Segment Start: LISTED RECORDS

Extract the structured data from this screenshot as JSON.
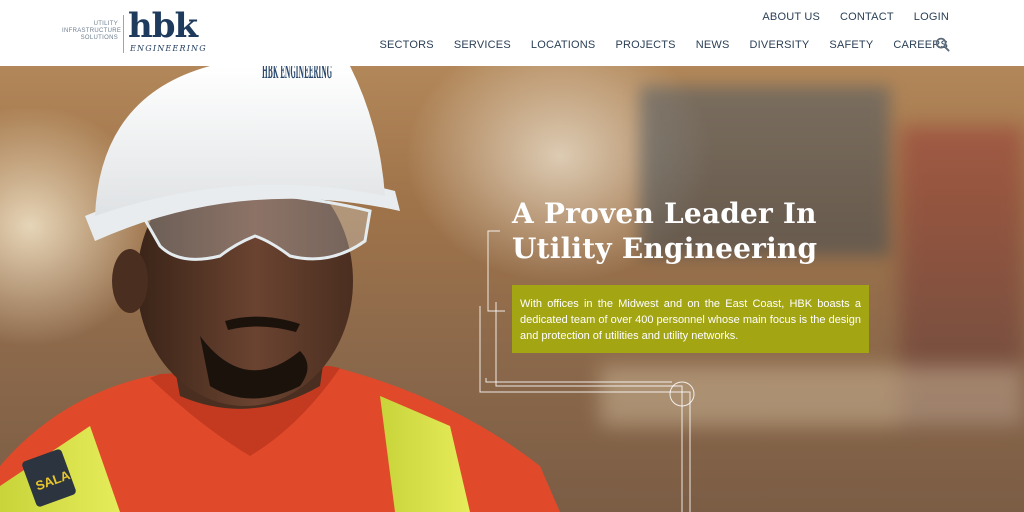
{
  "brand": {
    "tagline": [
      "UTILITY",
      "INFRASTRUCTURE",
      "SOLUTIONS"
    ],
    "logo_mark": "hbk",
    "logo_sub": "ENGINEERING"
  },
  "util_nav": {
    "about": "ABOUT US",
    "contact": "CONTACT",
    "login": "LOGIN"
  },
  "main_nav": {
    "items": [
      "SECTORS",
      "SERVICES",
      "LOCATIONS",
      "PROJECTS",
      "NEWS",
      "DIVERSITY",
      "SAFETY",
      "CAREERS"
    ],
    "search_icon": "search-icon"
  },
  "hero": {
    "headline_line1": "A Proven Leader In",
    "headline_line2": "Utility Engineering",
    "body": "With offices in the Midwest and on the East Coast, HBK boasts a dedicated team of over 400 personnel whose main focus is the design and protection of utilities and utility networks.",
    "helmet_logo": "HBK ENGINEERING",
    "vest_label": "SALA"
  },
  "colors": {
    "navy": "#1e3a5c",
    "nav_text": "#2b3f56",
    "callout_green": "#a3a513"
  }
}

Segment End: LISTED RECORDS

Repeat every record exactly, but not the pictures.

EXERCISE ANSWER.
Extract the structured data from this screenshot as JSON.
{
  "brand": {
    "tagline": [
      "UTILITY",
      "INFRASTRUCTURE",
      "SOLUTIONS"
    ],
    "logo_mark": "hbk",
    "logo_sub": "ENGINEERING"
  },
  "util_nav": {
    "about": "ABOUT US",
    "contact": "CONTACT",
    "login": "LOGIN"
  },
  "main_nav": {
    "items": [
      "SECTORS",
      "SERVICES",
      "LOCATIONS",
      "PROJECTS",
      "NEWS",
      "DIVERSITY",
      "SAFETY",
      "CAREERS"
    ],
    "search_icon": "search-icon"
  },
  "hero": {
    "headline_line1": "A Proven Leader In",
    "headline_line2": "Utility Engineering",
    "body": "With offices in the Midwest and on the East Coast, HBK boasts a dedicated team of over 400 personnel whose main focus is the design and protection of utilities and utility networks.",
    "helmet_logo": "HBK ENGINEERING",
    "vest_label": "SALA"
  },
  "colors": {
    "navy": "#1e3a5c",
    "nav_text": "#2b3f56",
    "callout_green": "#a3a513"
  }
}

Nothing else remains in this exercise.